Many foreign nationals seeking employment in Canada must first obtain a Labour Market Impact Assessment (LMIA) before they can apply for a work permit from Immigration, Citizenship and Refugees Canada (IRCC).
Employers can apply for an LMIA to either allow a foreign national to obtain a new work permit, maintain a current employee’s authorization to work, or support a current or prospective employee’s permanent residence application.
The purpose of an LMIA is to allow Canadian employers to hire foreign nationals, while at the same time demonstrating that they could not find a Canadian suitable for the position.
The requirements for a successful LMIA application vary, depending on the particular program under which the LMIA is being submitted. There are streams for high-wage positions, low-wage positions, agricultural workers, caregivers, skilled worker, academics, and permanent resident applicants.
LABOUR MARKET IMPACT ASSESSMENT – EMPLOYERS
In general, employers must advertise for the position they are seeking to fill and in media suitable for the particular stream and position. Advertisements must also target groups that are under-represented in the workforce. Employment and Social Development Canada (ESDC) may require any employer to conduct alternative advertisement and union consultation.
It is important that the employer chooses the correct National Occupation Classification (NOC) for the position and is paying the prevailing wage to the prospective employee. The employer must generally advertise the position before submitting the LMIA. During the advertisement process, the employer must document its recruitment efforts. Proof of the advertisements, recruitment efforts, forms, application fee and business documentation must then be submitted to ESDC. Additional requirements depend on the LMIA program, however, employers cannot require that the foreign national speak a language besides French or English.
LMIA processing usually takes 5-8 weeks, but there is a faster service for positions in the highest wage bracket, for high-demand positions, and for LMIAs submitted in support of a permanent residence application.
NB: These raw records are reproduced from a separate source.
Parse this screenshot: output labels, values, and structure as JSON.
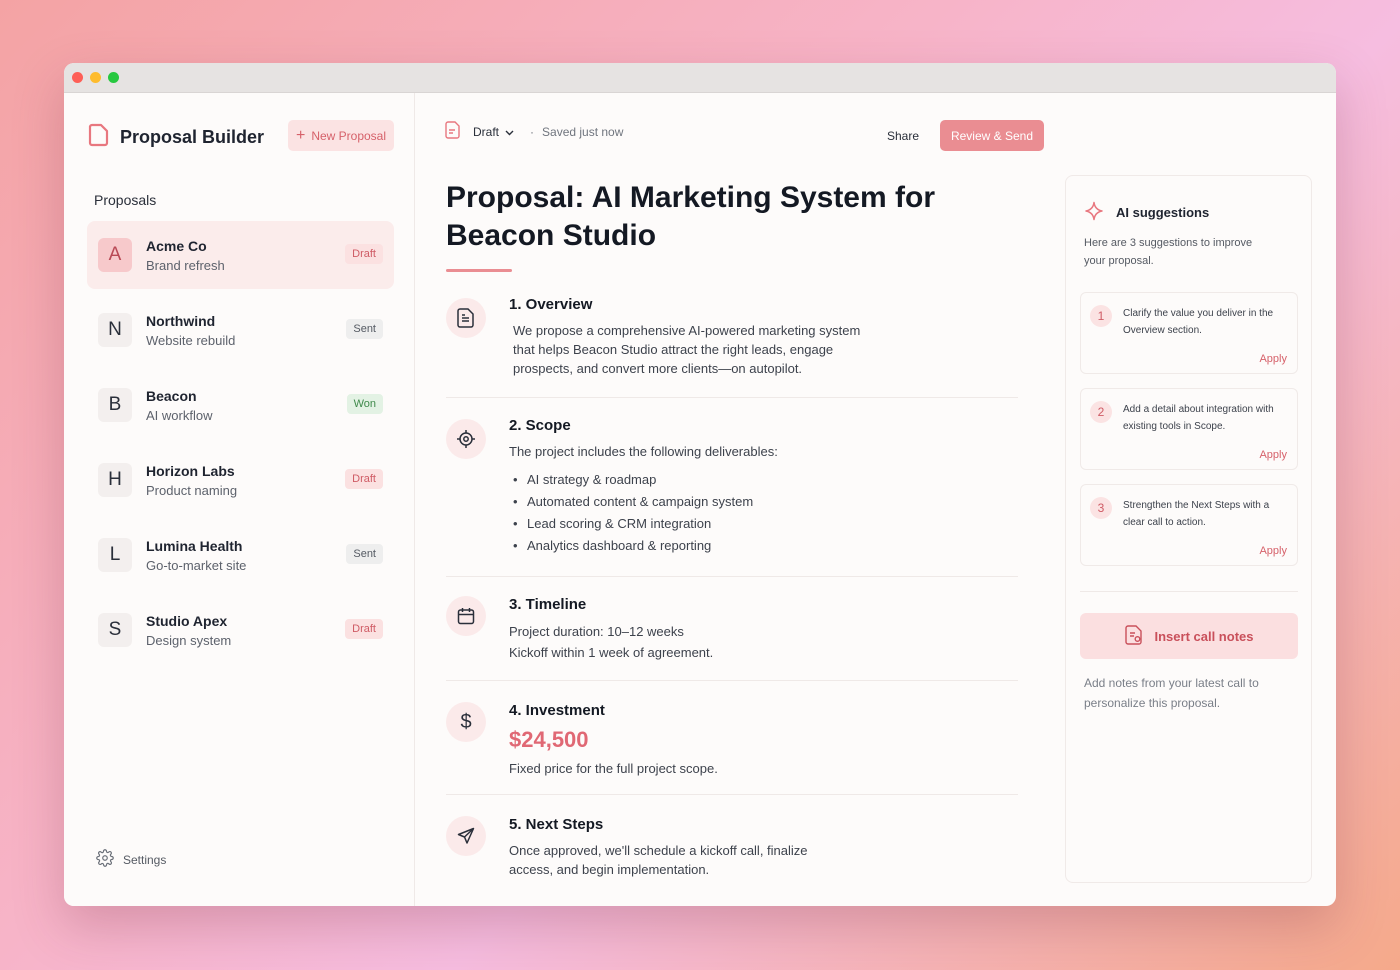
{
  "app": {
    "title": "Proposal Builder",
    "new_label": "New Proposal"
  },
  "sidebar": {
    "section_label": "Proposals",
    "items": [
      {
        "initial": "A",
        "name": "Acme Co",
        "sub": "Brand refresh",
        "status": "Draft"
      },
      {
        "initial": "N",
        "name": "Northwind",
        "sub": "Website rebuild",
        "status": "Sent"
      },
      {
        "initial": "B",
        "name": "Beacon",
        "sub": "AI workflow",
        "status": "Won"
      },
      {
        "initial": "H",
        "name": "Horizon Labs",
        "sub": "Product naming",
        "status": "Draft"
      },
      {
        "initial": "L",
        "name": "Lumina Health",
        "sub": "Go-to-market site",
        "status": "Sent"
      },
      {
        "initial": "S",
        "name": "Studio Apex",
        "sub": "Design system",
        "status": "Draft"
      }
    ],
    "settings_label": "Settings"
  },
  "toolbar": {
    "status": "Draft",
    "separator": "·",
    "saved": "Saved just now",
    "share": "Share",
    "review": "Review & Send"
  },
  "document": {
    "title": "Proposal: AI Marketing System for Beacon Studio",
    "overview": {
      "title": "1. Overview",
      "text": "We propose a comprehensive AI-powered marketing system that helps Beacon Studio attract the right leads, engage prospects, and convert more clients—on autopilot."
    },
    "scope": {
      "title": "2. Scope",
      "intro": "The project includes the following deliverables:",
      "bullets": [
        "AI strategy & roadmap",
        "Automated content & campaign system",
        "Lead scoring & CRM integration",
        "Analytics dashboard & reporting"
      ]
    },
    "timeline": {
      "title": "3. Timeline",
      "line1": "Project duration: 10–12 weeks",
      "line2": "Kickoff within 1 week of agreement."
    },
    "investment": {
      "title": "4. Investment",
      "price": "$24,500",
      "note": "Fixed price for the full project scope."
    },
    "next_steps": {
      "title": "5. Next Steps",
      "text": "Once approved, we'll schedule a kickoff call, finalize access, and begin implementation."
    }
  },
  "ai": {
    "title": "AI suggestions",
    "intro": "Here are 3 suggestions to improve your proposal.",
    "suggestions": [
      {
        "num": "1",
        "text": "Clarify the value you deliver in the Overview section.",
        "apply": "Apply"
      },
      {
        "num": "2",
        "text": "Add a detail about integration with existing tools in Scope.",
        "apply": "Apply"
      },
      {
        "num": "3",
        "text": "Strengthen the Next Steps with a clear call to action.",
        "apply": "Apply"
      }
    ],
    "insert_label": "Insert call notes",
    "insert_note": "Add notes from your latest call to personalize this proposal."
  },
  "colors": {
    "accent": "#ea8d92",
    "accent_text": "#d6616a",
    "price": "#e06874"
  }
}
Not all employees will require an LMIA before they can apply for a work permit in Canada. In some cases, the employer can instead submit an offer of employment in support of work permit application or hire the worker through specific streams.